**EXERCISE INSTRUCTIONS**
When a line below contains the word "heading", copy that line.

**DATASET EXCERPTS**
****************************************

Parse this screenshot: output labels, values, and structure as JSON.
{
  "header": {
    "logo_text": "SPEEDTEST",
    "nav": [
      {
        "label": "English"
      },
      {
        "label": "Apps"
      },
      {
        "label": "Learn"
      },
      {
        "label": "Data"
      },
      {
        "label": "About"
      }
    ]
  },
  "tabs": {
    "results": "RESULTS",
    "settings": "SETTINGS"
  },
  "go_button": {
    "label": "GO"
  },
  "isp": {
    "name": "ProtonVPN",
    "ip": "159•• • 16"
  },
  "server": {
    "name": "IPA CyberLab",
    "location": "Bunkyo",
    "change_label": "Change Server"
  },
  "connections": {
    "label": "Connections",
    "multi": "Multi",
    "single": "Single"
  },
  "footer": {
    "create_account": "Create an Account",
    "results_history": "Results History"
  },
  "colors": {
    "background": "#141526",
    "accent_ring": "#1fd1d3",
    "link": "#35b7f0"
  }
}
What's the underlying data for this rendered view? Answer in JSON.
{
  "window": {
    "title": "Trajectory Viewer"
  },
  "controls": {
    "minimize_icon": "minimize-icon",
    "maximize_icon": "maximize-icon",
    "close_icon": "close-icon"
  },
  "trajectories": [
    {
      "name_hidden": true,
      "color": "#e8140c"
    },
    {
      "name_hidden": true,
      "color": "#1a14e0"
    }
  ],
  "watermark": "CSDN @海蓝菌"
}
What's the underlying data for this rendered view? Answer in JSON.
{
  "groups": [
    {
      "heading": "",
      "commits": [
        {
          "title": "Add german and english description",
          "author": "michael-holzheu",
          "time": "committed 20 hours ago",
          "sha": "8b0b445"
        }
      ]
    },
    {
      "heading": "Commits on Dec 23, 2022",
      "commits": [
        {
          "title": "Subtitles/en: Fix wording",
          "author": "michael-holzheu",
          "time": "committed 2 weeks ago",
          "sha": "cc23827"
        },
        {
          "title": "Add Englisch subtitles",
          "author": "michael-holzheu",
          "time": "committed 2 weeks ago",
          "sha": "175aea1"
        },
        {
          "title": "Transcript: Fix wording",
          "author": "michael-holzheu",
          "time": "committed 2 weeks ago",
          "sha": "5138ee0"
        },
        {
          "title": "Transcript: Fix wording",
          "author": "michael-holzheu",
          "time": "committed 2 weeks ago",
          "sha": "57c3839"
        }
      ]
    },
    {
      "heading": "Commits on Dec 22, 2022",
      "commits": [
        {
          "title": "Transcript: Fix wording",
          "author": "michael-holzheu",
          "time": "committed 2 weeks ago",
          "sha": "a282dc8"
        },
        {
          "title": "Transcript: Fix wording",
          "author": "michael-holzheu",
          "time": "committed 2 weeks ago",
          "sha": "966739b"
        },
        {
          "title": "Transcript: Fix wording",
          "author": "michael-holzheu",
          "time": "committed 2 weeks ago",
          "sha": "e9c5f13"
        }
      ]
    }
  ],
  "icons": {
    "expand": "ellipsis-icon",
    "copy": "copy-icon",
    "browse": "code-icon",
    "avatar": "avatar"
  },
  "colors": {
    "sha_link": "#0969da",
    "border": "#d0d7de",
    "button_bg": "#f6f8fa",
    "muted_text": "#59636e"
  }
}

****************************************

**WRITTEN ANSWER**
      "heading": "",
      "heading": "Commits on Dec 23, 2022",
      "heading": "Commits on Dec 22, 2022",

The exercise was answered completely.